screaming? Was it you? Did you or anyone claim that they made
spears and killed lions? No! Wanna change your mind?

>being able to walk longer periods in an upright position (and carrying
>stick/stone/baby/whatever with them), expending less energy in bipedal
>locomotion (from a more efficient gate), and being able to spend more
>time with their head poked above the high savannah grasses to see what
>might be coming at them?

They could not have carried things too far nor would they have
had to if you claim they were in the forest. IF so, then there
should be no chimps etc. Why would they have to walk far? Are
you saying that they ran from one tree to another in the
savannah? And how far did they run to the waterhole? As for
looking over the tall savannah grasses, one of them would have
screamed others would have been warned. Unless of course, you
want to contend that they were smart enough not to scream and
they used stealth. Even then the advantage of being tall is not
that great. They could have stood on top of mounds like the
prairie dogs or they could have climbed trees. After all, in
your savannah, they'd have to hang around trees so they
could scamper up to escape predators.

> This is, quite simply, wrong. Postulating that traits we _see_,
>behaviors we _know_ exist, and environments we _know_ were inhabited
>could combine to produce the results we see are _not_ in the same
>category as making up whole new environments out of whole cloth and
>postulating that traits that _no one_ has ever seen come out of that
>environment as being caused by it.

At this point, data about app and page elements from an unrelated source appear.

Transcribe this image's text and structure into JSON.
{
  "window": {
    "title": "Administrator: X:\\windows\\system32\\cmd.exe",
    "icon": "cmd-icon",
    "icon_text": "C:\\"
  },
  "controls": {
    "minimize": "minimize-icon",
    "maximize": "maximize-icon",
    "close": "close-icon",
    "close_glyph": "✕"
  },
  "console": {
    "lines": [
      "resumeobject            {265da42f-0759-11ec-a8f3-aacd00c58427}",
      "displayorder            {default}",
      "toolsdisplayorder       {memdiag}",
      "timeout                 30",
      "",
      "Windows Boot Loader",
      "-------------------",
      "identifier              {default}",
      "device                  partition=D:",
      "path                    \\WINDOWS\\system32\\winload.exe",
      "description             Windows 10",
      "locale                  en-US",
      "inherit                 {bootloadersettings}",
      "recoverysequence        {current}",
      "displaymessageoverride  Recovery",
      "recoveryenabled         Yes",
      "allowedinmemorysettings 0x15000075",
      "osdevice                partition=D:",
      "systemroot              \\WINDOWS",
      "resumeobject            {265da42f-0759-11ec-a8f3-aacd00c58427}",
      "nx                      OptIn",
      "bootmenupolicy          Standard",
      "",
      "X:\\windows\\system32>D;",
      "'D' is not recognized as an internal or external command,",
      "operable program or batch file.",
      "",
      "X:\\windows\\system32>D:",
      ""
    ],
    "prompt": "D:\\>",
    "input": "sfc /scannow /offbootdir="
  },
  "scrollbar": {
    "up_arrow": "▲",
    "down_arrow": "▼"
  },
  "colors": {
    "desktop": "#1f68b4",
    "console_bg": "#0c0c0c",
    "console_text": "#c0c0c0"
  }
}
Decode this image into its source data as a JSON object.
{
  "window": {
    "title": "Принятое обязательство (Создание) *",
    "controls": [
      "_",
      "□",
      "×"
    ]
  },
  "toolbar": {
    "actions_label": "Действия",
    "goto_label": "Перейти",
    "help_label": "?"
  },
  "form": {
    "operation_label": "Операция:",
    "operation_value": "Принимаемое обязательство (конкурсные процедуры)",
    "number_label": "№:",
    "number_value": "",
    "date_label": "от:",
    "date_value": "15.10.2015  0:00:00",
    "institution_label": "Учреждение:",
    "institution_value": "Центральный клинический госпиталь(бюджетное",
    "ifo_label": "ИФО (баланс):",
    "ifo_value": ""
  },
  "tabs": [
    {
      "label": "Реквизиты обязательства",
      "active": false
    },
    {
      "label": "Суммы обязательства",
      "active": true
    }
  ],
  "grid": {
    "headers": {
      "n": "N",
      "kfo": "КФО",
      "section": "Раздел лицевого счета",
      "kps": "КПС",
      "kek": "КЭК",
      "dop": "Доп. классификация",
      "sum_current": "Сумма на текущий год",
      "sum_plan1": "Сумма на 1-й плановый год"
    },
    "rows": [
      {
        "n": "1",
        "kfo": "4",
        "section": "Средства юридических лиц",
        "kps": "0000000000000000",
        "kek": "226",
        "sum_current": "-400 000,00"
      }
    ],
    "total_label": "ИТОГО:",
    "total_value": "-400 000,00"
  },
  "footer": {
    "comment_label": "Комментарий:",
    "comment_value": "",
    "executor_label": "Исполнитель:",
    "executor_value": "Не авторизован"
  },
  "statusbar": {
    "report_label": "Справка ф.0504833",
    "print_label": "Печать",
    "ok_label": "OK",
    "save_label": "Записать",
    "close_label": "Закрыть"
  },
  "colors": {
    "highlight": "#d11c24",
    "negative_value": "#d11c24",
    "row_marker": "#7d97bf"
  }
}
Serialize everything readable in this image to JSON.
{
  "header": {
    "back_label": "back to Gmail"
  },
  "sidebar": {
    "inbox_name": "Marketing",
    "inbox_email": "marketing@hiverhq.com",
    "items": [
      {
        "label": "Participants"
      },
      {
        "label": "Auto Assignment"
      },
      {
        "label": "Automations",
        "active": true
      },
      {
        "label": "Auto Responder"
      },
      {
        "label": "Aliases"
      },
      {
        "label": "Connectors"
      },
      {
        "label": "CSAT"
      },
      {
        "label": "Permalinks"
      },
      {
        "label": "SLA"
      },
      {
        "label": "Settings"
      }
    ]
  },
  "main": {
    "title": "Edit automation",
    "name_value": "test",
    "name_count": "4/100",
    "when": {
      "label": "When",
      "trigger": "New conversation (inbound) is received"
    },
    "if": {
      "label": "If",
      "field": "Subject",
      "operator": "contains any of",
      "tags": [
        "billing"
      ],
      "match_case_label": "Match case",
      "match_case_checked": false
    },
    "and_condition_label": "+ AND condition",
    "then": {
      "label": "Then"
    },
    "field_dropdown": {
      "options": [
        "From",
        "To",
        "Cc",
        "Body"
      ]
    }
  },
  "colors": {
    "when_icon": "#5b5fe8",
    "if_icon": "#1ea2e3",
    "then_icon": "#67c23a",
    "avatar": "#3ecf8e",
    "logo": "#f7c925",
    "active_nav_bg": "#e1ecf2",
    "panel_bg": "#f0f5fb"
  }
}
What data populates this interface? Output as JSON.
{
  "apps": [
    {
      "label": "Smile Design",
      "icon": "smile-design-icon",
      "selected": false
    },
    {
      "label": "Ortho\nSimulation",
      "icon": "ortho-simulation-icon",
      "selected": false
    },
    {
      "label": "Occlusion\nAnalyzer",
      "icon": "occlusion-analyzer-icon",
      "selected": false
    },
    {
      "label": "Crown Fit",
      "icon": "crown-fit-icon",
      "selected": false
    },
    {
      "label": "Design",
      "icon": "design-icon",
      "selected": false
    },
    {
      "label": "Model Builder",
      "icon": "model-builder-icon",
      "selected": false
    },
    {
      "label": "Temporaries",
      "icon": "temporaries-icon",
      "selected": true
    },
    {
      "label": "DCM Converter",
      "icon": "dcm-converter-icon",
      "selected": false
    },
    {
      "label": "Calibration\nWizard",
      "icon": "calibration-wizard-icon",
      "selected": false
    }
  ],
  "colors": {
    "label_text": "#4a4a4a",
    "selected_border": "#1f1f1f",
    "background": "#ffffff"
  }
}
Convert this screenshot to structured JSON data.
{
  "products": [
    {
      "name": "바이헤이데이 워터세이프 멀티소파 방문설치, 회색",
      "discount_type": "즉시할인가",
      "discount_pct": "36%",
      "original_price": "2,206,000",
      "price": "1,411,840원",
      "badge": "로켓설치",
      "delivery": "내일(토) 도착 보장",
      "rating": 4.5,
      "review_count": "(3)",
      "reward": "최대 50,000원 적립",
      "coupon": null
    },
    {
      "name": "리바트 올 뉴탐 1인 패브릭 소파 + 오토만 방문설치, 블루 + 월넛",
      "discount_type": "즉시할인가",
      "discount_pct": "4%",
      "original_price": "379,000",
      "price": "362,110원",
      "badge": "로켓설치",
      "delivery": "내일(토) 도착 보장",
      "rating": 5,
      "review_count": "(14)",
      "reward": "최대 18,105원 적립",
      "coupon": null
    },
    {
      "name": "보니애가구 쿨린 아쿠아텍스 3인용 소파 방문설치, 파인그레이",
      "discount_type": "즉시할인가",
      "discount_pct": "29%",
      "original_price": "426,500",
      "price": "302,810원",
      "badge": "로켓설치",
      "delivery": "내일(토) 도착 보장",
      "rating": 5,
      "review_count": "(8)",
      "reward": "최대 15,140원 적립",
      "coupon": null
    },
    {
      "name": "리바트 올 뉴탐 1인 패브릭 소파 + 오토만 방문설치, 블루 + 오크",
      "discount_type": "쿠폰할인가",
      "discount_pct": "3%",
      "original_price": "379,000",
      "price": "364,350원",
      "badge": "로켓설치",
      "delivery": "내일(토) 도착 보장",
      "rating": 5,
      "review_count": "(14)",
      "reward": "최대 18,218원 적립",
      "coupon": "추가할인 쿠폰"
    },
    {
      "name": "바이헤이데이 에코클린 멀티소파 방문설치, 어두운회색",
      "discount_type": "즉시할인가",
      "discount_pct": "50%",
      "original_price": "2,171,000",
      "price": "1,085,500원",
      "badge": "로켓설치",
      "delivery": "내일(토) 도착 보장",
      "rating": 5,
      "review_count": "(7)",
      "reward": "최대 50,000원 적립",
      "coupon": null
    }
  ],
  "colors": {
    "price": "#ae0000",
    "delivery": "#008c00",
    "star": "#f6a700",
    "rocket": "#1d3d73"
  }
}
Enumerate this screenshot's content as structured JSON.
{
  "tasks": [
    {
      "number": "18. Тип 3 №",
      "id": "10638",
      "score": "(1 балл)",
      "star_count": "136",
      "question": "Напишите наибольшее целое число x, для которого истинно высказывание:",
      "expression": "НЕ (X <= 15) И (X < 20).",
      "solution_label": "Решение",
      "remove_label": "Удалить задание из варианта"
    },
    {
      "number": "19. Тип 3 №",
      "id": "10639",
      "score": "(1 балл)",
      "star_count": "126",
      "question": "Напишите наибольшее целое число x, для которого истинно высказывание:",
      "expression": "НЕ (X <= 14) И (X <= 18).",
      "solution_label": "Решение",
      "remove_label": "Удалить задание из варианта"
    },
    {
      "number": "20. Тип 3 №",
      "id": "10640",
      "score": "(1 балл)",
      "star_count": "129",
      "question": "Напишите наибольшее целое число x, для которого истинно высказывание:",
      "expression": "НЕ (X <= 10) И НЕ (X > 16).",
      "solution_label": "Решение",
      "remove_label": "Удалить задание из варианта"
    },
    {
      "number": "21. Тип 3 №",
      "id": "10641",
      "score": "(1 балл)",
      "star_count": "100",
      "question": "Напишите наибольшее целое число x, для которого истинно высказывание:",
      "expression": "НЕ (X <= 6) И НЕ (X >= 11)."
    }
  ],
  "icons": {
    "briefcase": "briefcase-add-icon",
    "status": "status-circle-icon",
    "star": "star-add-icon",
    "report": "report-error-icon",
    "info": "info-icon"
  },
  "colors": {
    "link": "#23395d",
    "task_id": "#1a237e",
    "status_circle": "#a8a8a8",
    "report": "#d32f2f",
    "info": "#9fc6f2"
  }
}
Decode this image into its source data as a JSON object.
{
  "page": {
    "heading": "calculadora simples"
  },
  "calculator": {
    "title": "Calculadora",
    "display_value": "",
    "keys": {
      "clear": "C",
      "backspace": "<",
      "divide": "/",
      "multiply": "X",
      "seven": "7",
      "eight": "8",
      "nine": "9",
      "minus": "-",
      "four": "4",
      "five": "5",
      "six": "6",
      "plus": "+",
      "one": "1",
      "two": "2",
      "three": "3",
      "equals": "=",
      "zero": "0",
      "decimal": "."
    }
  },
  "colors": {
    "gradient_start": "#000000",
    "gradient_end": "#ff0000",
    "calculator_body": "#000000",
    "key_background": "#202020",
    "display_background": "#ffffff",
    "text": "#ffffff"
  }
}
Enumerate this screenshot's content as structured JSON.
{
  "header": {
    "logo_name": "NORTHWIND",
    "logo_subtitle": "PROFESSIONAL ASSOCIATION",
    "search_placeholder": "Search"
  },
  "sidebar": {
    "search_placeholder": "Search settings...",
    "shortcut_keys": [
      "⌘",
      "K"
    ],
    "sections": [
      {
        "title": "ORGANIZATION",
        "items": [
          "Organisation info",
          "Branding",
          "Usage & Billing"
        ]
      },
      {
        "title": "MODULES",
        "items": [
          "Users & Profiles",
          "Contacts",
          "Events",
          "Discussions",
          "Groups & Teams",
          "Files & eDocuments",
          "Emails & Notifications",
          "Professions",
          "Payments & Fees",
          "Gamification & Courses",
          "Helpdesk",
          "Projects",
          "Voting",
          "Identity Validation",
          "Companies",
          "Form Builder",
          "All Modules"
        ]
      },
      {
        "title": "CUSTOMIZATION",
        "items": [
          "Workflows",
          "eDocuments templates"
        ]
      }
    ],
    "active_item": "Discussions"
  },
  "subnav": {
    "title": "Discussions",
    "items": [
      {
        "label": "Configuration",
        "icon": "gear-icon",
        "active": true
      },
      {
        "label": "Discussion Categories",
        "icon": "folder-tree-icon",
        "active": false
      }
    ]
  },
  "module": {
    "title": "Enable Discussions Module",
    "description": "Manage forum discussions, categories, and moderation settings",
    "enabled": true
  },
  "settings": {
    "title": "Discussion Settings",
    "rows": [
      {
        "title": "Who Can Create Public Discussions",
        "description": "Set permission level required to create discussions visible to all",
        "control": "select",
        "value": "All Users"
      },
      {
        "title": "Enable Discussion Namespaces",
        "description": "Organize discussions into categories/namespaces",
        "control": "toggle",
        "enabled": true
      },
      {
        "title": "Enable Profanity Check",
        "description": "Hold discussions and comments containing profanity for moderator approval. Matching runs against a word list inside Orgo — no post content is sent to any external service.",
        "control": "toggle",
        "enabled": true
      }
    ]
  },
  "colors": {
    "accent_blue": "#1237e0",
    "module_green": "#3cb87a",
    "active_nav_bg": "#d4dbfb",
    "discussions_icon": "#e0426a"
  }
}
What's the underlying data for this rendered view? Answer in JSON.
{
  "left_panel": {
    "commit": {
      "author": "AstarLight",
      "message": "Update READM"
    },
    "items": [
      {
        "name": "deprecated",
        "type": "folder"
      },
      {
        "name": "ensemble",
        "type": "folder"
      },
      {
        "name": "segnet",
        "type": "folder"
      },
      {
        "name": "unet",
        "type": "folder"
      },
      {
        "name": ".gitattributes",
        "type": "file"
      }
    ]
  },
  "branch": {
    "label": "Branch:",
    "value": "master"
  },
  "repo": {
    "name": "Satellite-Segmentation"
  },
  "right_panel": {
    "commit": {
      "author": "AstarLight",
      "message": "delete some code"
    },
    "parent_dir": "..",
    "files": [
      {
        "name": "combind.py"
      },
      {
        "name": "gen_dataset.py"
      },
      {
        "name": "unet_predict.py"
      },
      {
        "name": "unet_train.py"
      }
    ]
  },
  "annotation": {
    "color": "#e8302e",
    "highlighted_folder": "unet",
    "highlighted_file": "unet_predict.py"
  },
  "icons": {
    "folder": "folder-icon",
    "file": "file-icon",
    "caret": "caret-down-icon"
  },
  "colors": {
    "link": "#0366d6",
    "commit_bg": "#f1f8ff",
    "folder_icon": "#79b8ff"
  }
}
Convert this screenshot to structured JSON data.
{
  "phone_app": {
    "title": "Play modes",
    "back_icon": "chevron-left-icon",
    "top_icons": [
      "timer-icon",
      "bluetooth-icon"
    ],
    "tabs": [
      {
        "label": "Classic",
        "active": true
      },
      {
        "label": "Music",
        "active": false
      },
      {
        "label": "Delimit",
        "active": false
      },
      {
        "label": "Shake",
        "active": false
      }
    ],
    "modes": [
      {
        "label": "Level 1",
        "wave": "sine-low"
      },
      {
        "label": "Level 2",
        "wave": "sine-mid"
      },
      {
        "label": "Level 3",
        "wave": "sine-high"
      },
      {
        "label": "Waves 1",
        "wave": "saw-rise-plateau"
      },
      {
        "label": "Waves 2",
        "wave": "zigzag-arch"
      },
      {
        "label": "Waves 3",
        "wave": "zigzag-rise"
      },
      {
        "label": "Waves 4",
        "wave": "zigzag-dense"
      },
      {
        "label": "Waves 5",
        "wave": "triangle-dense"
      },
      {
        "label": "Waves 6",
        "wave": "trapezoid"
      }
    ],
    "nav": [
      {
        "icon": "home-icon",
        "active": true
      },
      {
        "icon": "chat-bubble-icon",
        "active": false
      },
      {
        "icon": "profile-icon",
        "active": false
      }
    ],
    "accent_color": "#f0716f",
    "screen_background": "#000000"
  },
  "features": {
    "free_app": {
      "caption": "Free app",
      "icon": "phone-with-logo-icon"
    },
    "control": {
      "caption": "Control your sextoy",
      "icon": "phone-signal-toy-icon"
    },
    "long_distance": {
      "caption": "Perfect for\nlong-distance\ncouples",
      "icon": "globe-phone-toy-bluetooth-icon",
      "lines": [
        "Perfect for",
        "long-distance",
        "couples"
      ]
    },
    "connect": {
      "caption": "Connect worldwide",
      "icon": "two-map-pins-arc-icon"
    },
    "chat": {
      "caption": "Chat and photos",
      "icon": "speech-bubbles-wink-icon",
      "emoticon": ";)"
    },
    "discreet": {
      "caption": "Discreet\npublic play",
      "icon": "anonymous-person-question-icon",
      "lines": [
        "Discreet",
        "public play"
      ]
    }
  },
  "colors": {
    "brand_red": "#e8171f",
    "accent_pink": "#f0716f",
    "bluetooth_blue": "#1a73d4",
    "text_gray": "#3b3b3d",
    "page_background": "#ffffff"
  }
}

It might not be the same. But it could be even a higher order
of thinking. After all, what brought about QM ? What kind
of revolutionary thinking led to it? Besides, it's not necessary
to see some animal do things to think that it could be done.
There are two reasons why we use it. One is that analogical
thinking is ingrained in us. It's a kind of a monkey-see,
monkey-do. The other is that it's easier than being creative.
When we see things we can't imagine, we no longer have to try
to imagine it. It's easier. If we don't see it, then our
task is more difficult; we have to imagine it.

Think about languages. If you only speak a single language,
start to think about what other things would you like to
see in English. After that read about some of the strange
and exotic things languages do, and if you are honest you
will see that they do things which you couldn't even imagine
could be done in a language. After seeing some languages, then
you might start to think about what other strange things
languages might have but yet haven't found in any language.
Could those things exist in a real language?


Regards, Mark